We all know that carbon dioxide from burning fossil fuels in factories, power stations, cars and homes is the main contributor to climate change.

Joggers may have been unwittingly contributing to climate change because of the way their footwear was made (Picture: Ross Land/Getty Images)

Joggers may have been unwittingly contributing to climate change because of the way their footwear was made (Picture: Ross Land/Getty Images)

Some of us know that methane, from farming and landfill sites, is also an important greenhouse gas. Most people know nothing at all about a gas which is 23,000 times worse for the climate than carbon dioxide and has been used for years in electrical switchgear and even cushioned trainers.

Sulphur hexafluoride, or SF6, is a human-made, colourless, odourless, non-toxic and non-flammable gas. Discovered in 1901, it is mostly used as an insulating gas in electrical switchgear but also in metal production, as a tracer gas in looking at how pollutants move about, and even to drive torpedoes. It was also used in airborne military radar and as cushioning gas in training shoes when they were introduced in the late 1990s.

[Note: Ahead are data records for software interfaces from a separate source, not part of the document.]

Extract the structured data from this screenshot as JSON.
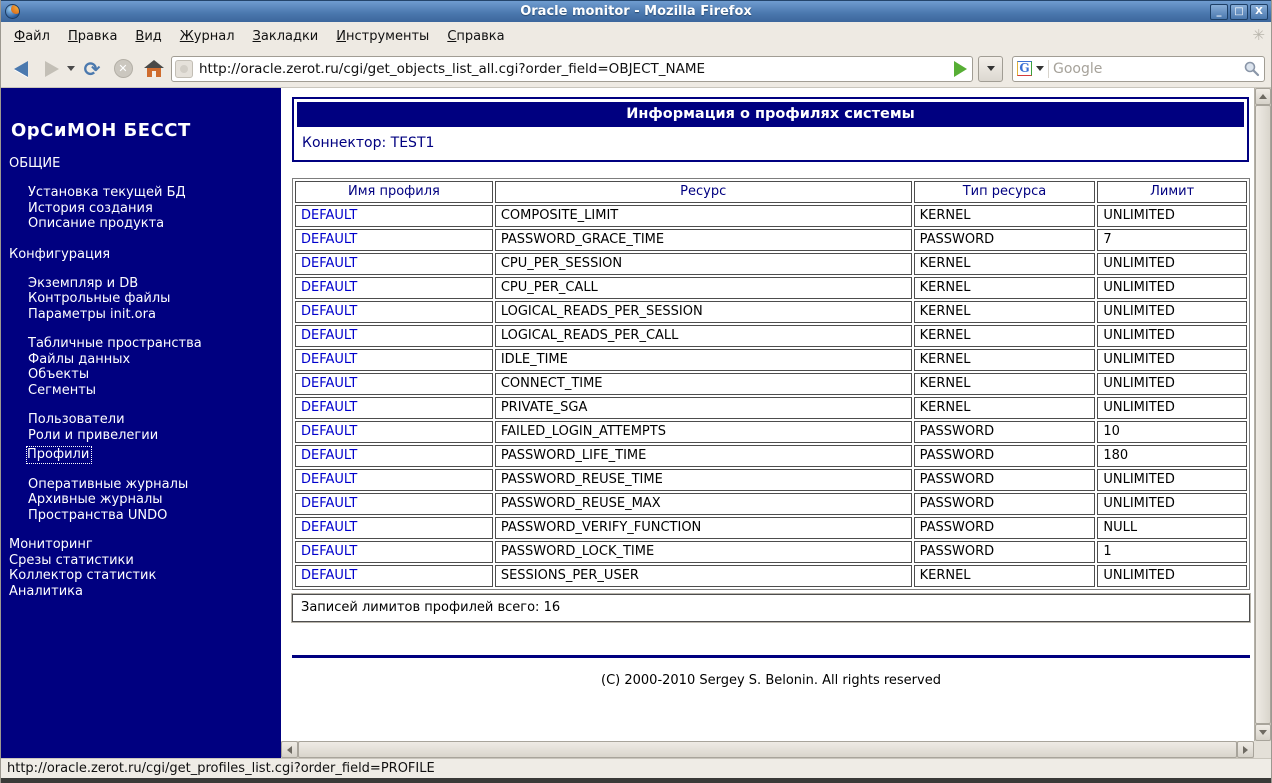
{
  "window": {
    "title": "Oracle monitor - Mozilla Firefox",
    "controls": {
      "minimize": "_",
      "maximize": "□",
      "close": "X"
    }
  },
  "menubar": {
    "items": [
      "Файл",
      "Правка",
      "Вид",
      "Журнал",
      "Закладки",
      "Инструменты",
      "Справка"
    ]
  },
  "toolbar": {
    "url_value": "http://oracle.zerot.ru/cgi/get_objects_list_all.cgi?order_field=OBJECT_NAME",
    "search_placeholder": "Google",
    "search_engine_letter": "G"
  },
  "sidebar": {
    "title": "ОрСиМОН БЕССТ",
    "blocks": [
      {
        "type": "header",
        "label": "ОБЩИЕ"
      },
      {
        "type": "links",
        "items": [
          "Установка текущей БД",
          "История создания",
          "Описание продукта"
        ]
      },
      {
        "type": "header",
        "label": "Конфигурация"
      },
      {
        "type": "links",
        "items": [
          "Экземпляр и DB",
          "Контрольные файлы",
          "Параметры init.ora"
        ]
      },
      {
        "type": "links",
        "items": [
          "Табличные пространства",
          "Файлы данных",
          "Объекты",
          "Сегменты"
        ]
      },
      {
        "type": "links",
        "items": [
          "Пользователи",
          "Роли и привелегии",
          "Профили"
        ],
        "active": "Профили"
      },
      {
        "type": "links",
        "items": [
          "Оперативные журналы",
          "Архивные журналы",
          "Пространства UNDO"
        ]
      },
      {
        "type": "rootlinks",
        "items": [
          "Мониторинг",
          "Срезы статистики",
          "Коллектор статистик",
          "Аналитика"
        ]
      }
    ]
  },
  "main": {
    "panel_title": "Информация о профилях системы",
    "connector": "Коннектор: TEST1",
    "table": {
      "headers": [
        "Имя профиля",
        "Ресурс",
        "Тип ресурса",
        "Лимит"
      ],
      "rows": [
        [
          "DEFAULT",
          "COMPOSITE_LIMIT",
          "KERNEL",
          "UNLIMITED"
        ],
        [
          "DEFAULT",
          "PASSWORD_GRACE_TIME",
          "PASSWORD",
          "7"
        ],
        [
          "DEFAULT",
          "CPU_PER_SESSION",
          "KERNEL",
          "UNLIMITED"
        ],
        [
          "DEFAULT",
          "CPU_PER_CALL",
          "KERNEL",
          "UNLIMITED"
        ],
        [
          "DEFAULT",
          "LOGICAL_READS_PER_SESSION",
          "KERNEL",
          "UNLIMITED"
        ],
        [
          "DEFAULT",
          "LOGICAL_READS_PER_CALL",
          "KERNEL",
          "UNLIMITED"
        ],
        [
          "DEFAULT",
          "IDLE_TIME",
          "KERNEL",
          "UNLIMITED"
        ],
        [
          "DEFAULT",
          "CONNECT_TIME",
          "KERNEL",
          "UNLIMITED"
        ],
        [
          "DEFAULT",
          "PRIVATE_SGA",
          "KERNEL",
          "UNLIMITED"
        ],
        [
          "DEFAULT",
          "FAILED_LOGIN_ATTEMPTS",
          "PASSWORD",
          "10"
        ],
        [
          "DEFAULT",
          "PASSWORD_LIFE_TIME",
          "PASSWORD",
          "180"
        ],
        [
          "DEFAULT",
          "PASSWORD_REUSE_TIME",
          "PASSWORD",
          "UNLIMITED"
        ],
        [
          "DEFAULT",
          "PASSWORD_REUSE_MAX",
          "PASSWORD",
          "UNLIMITED"
        ],
        [
          "DEFAULT",
          "PASSWORD_VERIFY_FUNCTION",
          "PASSWORD",
          "NULL"
        ],
        [
          "DEFAULT",
          "PASSWORD_LOCK_TIME",
          "PASSWORD",
          "1"
        ],
        [
          "DEFAULT",
          "SESSIONS_PER_USER",
          "KERNEL",
          "UNLIMITED"
        ]
      ]
    },
    "summary": "Записей лимитов профилей всего: 16",
    "copyright": "(C) 2000-2010 Sergey S. Belonin. All rights reserved"
  },
  "statusbar": {
    "text": "http://oracle.zerot.ru/cgi/get_profiles_list.cgi?order_field=PROFILE"
  },
  "colors": {
    "accent_navy": "#000080",
    "link_blue": "#0000cc",
    "titlebar_blue": "#4a77ad",
    "go_green": "#57ae35"
  }
}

SF6 has had a positive environmental and health impact where it has replaced the toxic polychlorinated biphenyls in large electrical transformers. Sadly, it has a dirty little secret: it is an extremely potent greenhouse gas.

Scotland’s climate laws target two groups and two individual industrial chemicals containing fluorine, known collectively as the F-gases, in addition to carbon dioxide, methane and nitrous oxide. SF6 is the most dangerous for the climate, with a single molecule trapping as much heat in the atmosphere as nearly 23,000 molecules of carbon dioxide over a 100-year period. Once released, it is expected to hang about in the atmosphere for more than 3,000 years.

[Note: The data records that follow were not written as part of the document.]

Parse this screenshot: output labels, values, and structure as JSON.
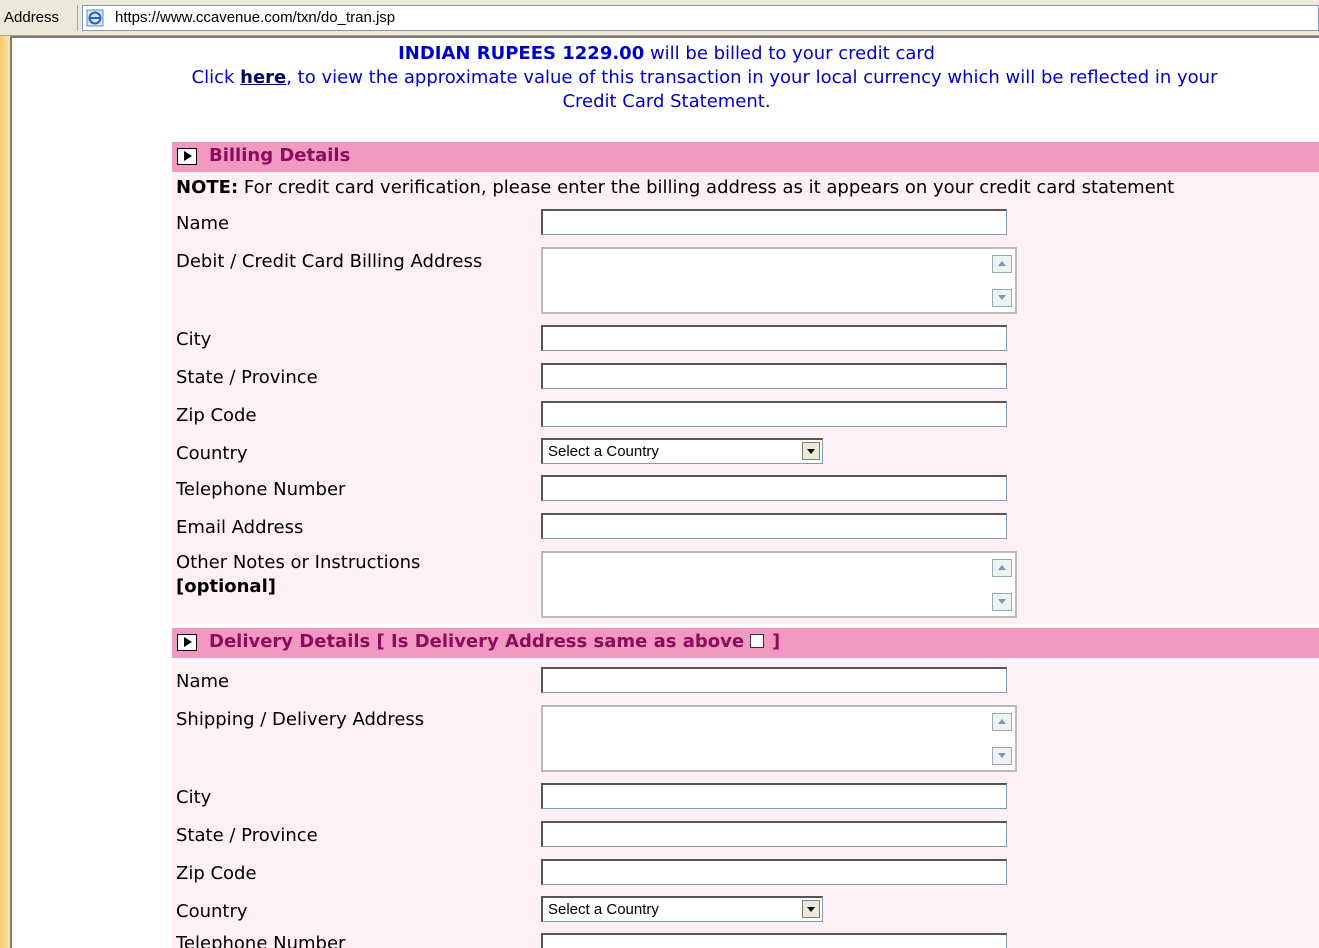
{
  "browser": {
    "address_label": "Address",
    "url": "https://www.ccavenue.com/txn/do_tran.jsp"
  },
  "header": {
    "amount": "INDIAN RUPEES 1229.00",
    "billed_text": " will be billed to your credit card",
    "click_text": "Click ",
    "here_link": "here",
    "view_text": ", to view the approximate value of this transaction in your local currency which will be reflected in your",
    "statement_text": "Credit Card Statement."
  },
  "billing": {
    "title": "Billing Details",
    "note_label": "NOTE:",
    "note_text": " For credit card verification, please enter the billing address as it appears on your credit card statement",
    "name_label": "Name",
    "address_label": "Debit / Credit Card Billing Address",
    "city_label": "City",
    "state_label": "State / Province",
    "zip_label": "Zip Code",
    "country_label": "Country",
    "country_value": "Select a Country",
    "phone_label": "Telephone Number",
    "email_label": "Email Address",
    "notes_label": "Other Notes or Instructions",
    "notes_optional": "[optional]"
  },
  "delivery": {
    "title": "Delivery Details [ Is Delivery Address same as above",
    "title_end": "]",
    "name_label": "Name",
    "address_label": "Shipping / Delivery Address",
    "city_label": "City",
    "state_label": "State / Province",
    "zip_label": "Zip Code",
    "country_label": "Country",
    "country_value": "Select a Country",
    "phone_label": "Telephone Number"
  },
  "colors": {
    "section_header_bg": "#f299c1",
    "section_header_text": "#8b0c5f",
    "row_bg": "#fff0f6",
    "header_text": "#0000cc"
  }
}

When a certain well-known brand of footwear makers realised they were selling shoes containing one of the world’s worst climate-wrecking gases, they leapt into action to look for an alternative. After more than ten years, they concluded the answer was… nitrogen. You know, the gas that makes up 80 per cent of the Earth’s atmosphere, is the most common pure element on the planet and is the seventh most common element in the whole galaxy. You have to wonder how hard they were looking.

In Scotland, our SF6 emissions are fortunately very small and declining. Between 1990 and 2019, emissions rose to a peak around 2000, fell quite sharply and have been running relatively flat for the last decade, with an overall reduction since 1990 of nearly 20 per cent.

Military use declined to almost zero so the remaining challenge is to replace electrical systems that use SF6. Most uses are in closed systems so the emissions are the result of leaks or equipment being destroyed at the end of its life, which means the actual estimates of emissions are rather uncertain.

A European law required the combined sales of the F-gases to be reduced by two-thirds by 2030 from 2014 levels. The EU is currently reviewing how well this law is working. A quota system is in operation if you want to make or sell F-gases but, because of Brexit, the law itself and its targets now need to be translated into a UK or Scottish law.

In the fight to reduce climate change emissions, every little bit helps. Unless action is taken, what looks like a tiny contribution today will look like a much bigger problem as we approach zero emissions in the future.